## Exercise description
Each entry should be written out once more, exactly as given below.

## Records supplied
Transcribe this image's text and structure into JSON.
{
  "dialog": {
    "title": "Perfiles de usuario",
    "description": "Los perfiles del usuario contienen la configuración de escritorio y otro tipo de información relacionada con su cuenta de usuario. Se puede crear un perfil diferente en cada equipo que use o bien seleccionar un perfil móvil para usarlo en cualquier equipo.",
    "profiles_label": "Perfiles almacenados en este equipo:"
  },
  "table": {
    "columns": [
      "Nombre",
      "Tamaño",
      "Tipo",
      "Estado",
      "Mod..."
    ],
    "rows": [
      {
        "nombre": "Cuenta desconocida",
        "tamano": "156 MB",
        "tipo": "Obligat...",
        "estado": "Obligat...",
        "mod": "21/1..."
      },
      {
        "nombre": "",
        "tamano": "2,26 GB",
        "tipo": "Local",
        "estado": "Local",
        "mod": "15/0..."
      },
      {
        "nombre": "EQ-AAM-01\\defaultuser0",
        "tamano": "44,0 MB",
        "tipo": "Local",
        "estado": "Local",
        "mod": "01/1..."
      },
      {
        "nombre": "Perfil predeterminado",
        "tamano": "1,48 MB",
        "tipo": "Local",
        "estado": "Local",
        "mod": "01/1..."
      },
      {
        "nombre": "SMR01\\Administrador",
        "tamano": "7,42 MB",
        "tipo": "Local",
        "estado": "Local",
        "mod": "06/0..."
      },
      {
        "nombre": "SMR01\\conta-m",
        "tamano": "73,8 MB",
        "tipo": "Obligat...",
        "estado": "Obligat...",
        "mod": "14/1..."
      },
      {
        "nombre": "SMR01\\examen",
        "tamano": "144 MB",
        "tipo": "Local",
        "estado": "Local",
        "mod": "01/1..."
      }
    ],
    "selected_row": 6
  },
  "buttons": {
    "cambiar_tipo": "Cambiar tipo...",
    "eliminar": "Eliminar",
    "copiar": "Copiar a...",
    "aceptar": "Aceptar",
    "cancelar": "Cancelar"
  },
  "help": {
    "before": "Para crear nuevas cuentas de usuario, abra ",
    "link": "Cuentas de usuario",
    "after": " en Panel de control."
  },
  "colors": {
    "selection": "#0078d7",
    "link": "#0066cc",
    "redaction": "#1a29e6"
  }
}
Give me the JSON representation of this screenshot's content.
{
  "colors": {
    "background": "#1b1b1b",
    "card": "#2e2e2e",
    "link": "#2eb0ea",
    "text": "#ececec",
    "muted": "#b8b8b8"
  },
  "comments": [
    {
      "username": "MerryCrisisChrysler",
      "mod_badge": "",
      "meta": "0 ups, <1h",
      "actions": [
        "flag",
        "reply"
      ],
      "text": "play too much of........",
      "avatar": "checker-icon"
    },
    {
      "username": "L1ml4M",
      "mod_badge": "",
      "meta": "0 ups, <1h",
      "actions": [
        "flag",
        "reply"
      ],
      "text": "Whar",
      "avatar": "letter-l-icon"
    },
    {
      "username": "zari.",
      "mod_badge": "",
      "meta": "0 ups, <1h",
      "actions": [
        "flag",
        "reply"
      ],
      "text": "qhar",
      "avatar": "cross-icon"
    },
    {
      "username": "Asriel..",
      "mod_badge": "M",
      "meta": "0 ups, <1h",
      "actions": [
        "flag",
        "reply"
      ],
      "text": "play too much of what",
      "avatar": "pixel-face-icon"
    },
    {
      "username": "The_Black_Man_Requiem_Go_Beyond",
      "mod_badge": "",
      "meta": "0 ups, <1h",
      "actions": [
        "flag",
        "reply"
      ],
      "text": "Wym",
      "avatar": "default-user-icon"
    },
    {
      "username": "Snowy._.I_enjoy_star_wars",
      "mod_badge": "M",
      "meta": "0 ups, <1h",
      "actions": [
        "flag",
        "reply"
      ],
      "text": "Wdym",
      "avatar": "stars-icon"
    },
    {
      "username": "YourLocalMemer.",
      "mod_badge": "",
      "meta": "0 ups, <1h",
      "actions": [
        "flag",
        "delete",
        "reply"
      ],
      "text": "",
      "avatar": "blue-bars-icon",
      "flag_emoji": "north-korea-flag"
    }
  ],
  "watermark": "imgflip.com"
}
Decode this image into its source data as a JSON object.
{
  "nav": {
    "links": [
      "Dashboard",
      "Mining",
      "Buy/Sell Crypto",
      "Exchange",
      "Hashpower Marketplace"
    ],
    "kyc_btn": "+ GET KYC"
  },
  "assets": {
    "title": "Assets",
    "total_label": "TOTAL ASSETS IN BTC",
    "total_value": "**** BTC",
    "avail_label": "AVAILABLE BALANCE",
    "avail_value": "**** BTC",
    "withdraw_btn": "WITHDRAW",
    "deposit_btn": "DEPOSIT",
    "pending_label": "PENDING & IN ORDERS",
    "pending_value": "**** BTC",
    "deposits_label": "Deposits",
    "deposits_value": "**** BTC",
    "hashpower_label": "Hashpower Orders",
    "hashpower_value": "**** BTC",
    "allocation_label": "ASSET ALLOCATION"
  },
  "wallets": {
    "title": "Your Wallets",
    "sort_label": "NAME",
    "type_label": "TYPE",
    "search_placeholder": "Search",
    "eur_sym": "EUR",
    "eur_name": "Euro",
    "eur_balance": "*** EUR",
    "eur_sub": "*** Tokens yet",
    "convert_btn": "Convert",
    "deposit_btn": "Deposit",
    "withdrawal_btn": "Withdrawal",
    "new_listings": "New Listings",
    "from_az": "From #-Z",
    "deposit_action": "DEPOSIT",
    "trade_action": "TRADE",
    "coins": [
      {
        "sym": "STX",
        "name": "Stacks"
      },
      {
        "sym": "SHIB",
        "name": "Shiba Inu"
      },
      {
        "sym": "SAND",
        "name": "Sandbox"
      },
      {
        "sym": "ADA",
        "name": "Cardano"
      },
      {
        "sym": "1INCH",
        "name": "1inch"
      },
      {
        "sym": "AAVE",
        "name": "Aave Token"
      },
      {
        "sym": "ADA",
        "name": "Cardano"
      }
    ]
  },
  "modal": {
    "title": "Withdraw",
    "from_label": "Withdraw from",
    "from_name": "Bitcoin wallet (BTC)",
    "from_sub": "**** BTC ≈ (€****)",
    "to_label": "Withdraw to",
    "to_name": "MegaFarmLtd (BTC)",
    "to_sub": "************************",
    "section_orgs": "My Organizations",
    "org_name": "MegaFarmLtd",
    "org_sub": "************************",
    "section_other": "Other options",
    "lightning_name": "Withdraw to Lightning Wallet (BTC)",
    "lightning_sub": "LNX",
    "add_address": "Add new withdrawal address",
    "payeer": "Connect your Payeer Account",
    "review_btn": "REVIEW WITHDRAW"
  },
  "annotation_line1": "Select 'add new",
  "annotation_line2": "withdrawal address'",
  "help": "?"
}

## Written solution
Transcribe this image's text and structure into JSON.
{
  "dialog": {
    "title": "Perfiles de usuario",
    "description": "Los perfiles del usuario contienen la configuración de escritorio y otro tipo de información relacionada con su cuenta de usuario. Se puede crear un perfil diferente en cada equipo que use o bien seleccionar un perfil móvil para usarlo en cualquier equipo.",
    "profiles_label": "Perfiles almacenados en este equipo:"
  },
  "table": {
    "columns": [
      "Nombre",
      "Tamaño",
      "Tipo",
      "Estado",
      "Mod..."
    ],
    "rows": [
      {
        "nombre": "Cuenta desconocida",
        "tamano": "156 MB",
        "tipo": "Obligat...",
        "estado": "Obligat...",
        "mod": "21/1..."
      },
      {
        "nombre": "",
        "tamano": "2,26 GB",
        "tipo": "Local",
        "estado": "Local",
        "mod": "15/0..."
      },
      {
        "nombre": "EQ-AAM-01\\defaultuser0",
        "tamano": "44,0 MB",
        "tipo": "Local",
        "estado": "Local",
        "mod": "01/1..."
      },
      {
        "nombre": "Perfil predeterminado",
        "tamano": "1,48 MB",
        "tipo": "Local",
        "estado": "Local",
        "mod": "01/1..."
      },
      {
        "nombre": "SMR01\\Administrador",
        "tamano": "7,42 MB",
        "tipo": "Local",
        "estado": "Local",
        "mod": "06/0..."
      },
      {
        "nombre": "SMR01\\conta-m",
        "tamano": "73,8 MB",
        "tipo": "Obligat...",
        "estado": "Obligat...",
        "mod": "14/1..."
      },
      {
        "nombre": "SMR01\\examen",
        "tamano": "144 MB",
        "tipo": "Local",
        "estado": "Local",
        "mod": "01/1..."
      }
    ],
    "selected_row": 6
  },
  "buttons": {
    "cambiar_tipo": "Cambiar tipo...",
    "eliminar": "Eliminar",
    "copiar": "Copiar a...",
    "aceptar": "Aceptar",
    "cancelar": "Cancelar"
  },
  "help": {
    "before": "Para crear nuevas cuentas de usuario, abra ",
    "link": "Cuentas de usuario",
    "after": " en Panel de control."
  },
  "colors": {
    "selection": "#0078d7",
    "link": "#0066cc",
    "redaction": "#1a29e6"
  }
}
Give me the JSON representation of this screenshot's content.
{
  "colors": {
    "background": "#1b1b1b",
    "card": "#2e2e2e",
    "link": "#2eb0ea",
    "text": "#ececec",
    "muted": "#b8b8b8"
  },
  "comments": [
    {
      "username": "MerryCrisisChrysler",
      "mod_badge": "",
      "meta": "0 ups, <1h",
      "actions": [
        "flag",
        "reply"
      ],
      "text": "play too much of........",
      "avatar": "checker-icon"
    },
    {
      "username": "L1ml4M",
      "mod_badge": "",
      "meta": "0 ups, <1h",
      "actions": [
        "flag",
        "reply"
      ],
      "text": "Whar",
      "avatar": "letter-l-icon"
    },
    {
      "username": "zari.",
      "mod_badge": "",
      "meta": "0 ups, <1h",
      "actions": [
        "flag",
        "reply"
      ],
      "text": "qhar",
      "avatar": "cross-icon"
    },
    {
      "username": "Asriel..",
      "mod_badge": "M",
      "meta": "0 ups, <1h",
      "actions": [
        "flag",
        "reply"
      ],
      "text": "play too much of what",
      "avatar": "pixel-face-icon"
    },
    {
      "username": "The_Black_Man_Requiem_Go_Beyond",
      "mod_badge": "",
      "meta": "0 ups, <1h",
      "actions": [
        "flag",
        "reply"
      ],
      "text": "Wym",
      "avatar": "default-user-icon"
    },
    {
      "username": "Snowy._.I_enjoy_star_wars",
      "mod_badge": "M",
      "meta": "0 ups, <1h",
      "actions": [
        "flag",
        "reply"
      ],
      "text": "Wdym",
      "avatar": "stars-icon"
    },
    {
      "username": "YourLocalMemer.",
      "mod_badge": "",
      "meta": "0 ups, <1h",
      "actions": [
        "flag",
        "delete",
        "reply"
      ],
      "text": "",
      "avatar": "blue-bars-icon",
      "flag_emoji": "north-korea-flag"
    }
  ],
  "watermark": "imgflip.com"
}
Decode this image into its source data as a JSON object.
{
  "nav": {
    "links": [
      "Dashboard",
      "Mining",
      "Buy/Sell Crypto",
      "Exchange",
      "Hashpower Marketplace"
    ],
    "kyc_btn": "+ GET KYC"
  },
  "assets": {
    "title": "Assets",
    "total_label": "TOTAL ASSETS IN BTC",
    "total_value": "**** BTC",
    "avail_label": "AVAILABLE BALANCE",
    "avail_value": "**** BTC",
    "withdraw_btn": "WITHDRAW",
    "deposit_btn": "DEPOSIT",
    "pending_label": "PENDING & IN ORDERS",
    "pending_value": "**** BTC",
    "deposits_label": "Deposits",
    "deposits_value": "**** BTC",
    "hashpower_label": "Hashpower Orders",
    "hashpower_value": "**** BTC",
    "allocation_label": "ASSET ALLOCATION"
  },
  "wallets": {
    "title": "Your Wallets",
    "sort_label": "NAME",
    "type_label": "TYPE",
    "search_placeholder": "Search",
    "eur_sym": "EUR",
    "eur_name": "Euro",
    "eur_balance": "*** EUR",
    "eur_sub": "*** Tokens yet",
    "convert_btn": "Convert",
    "deposit_btn": "Deposit",
    "withdrawal_btn": "Withdrawal",
    "new_listings": "New Listings",
    "from_az": "From #-Z",
    "deposit_action": "DEPOSIT",
    "trade_action": "TRADE",
    "coins": [
      {
        "sym": "STX",
        "name": "Stacks"
      },
      {
        "sym": "SHIB",
        "name": "Shiba Inu"
      },
      {
        "sym": "SAND",
        "name": "Sandbox"
      },
      {
        "sym": "ADA",
        "name": "Cardano"
      },
      {
        "sym": "1INCH",
        "name": "1inch"
      },
      {
        "sym": "AAVE",
        "name": "Aave Token"
      },
      {
        "sym": "ADA",
        "name": "Cardano"
      }
    ]
  },
  "modal": {
    "title": "Withdraw",
    "from_label": "Withdraw from",
    "from_name": "Bitcoin wallet (BTC)",
    "from_sub": "**** BTC ≈ (€****)",
    "to_label": "Withdraw to",
    "to_name": "MegaFarmLtd (BTC)",
    "to_sub": "************************",
    "section_orgs": "My Organizations",
    "org_name": "MegaFarmLtd",
    "org_sub": "************************",
    "section_other": "Other options",
    "lightning_name": "Withdraw to Lightning Wallet (BTC)",
    "lightning_sub": "LNX",
    "add_address": "Add new withdrawal address",
    "payeer": "Connect your Payeer Account",
    "review_btn": "REVIEW WITHDRAW"
  },
  "annotation_line1": "Select 'add new",
  "annotation_line2": "withdrawal address'",
  "help": "?"
}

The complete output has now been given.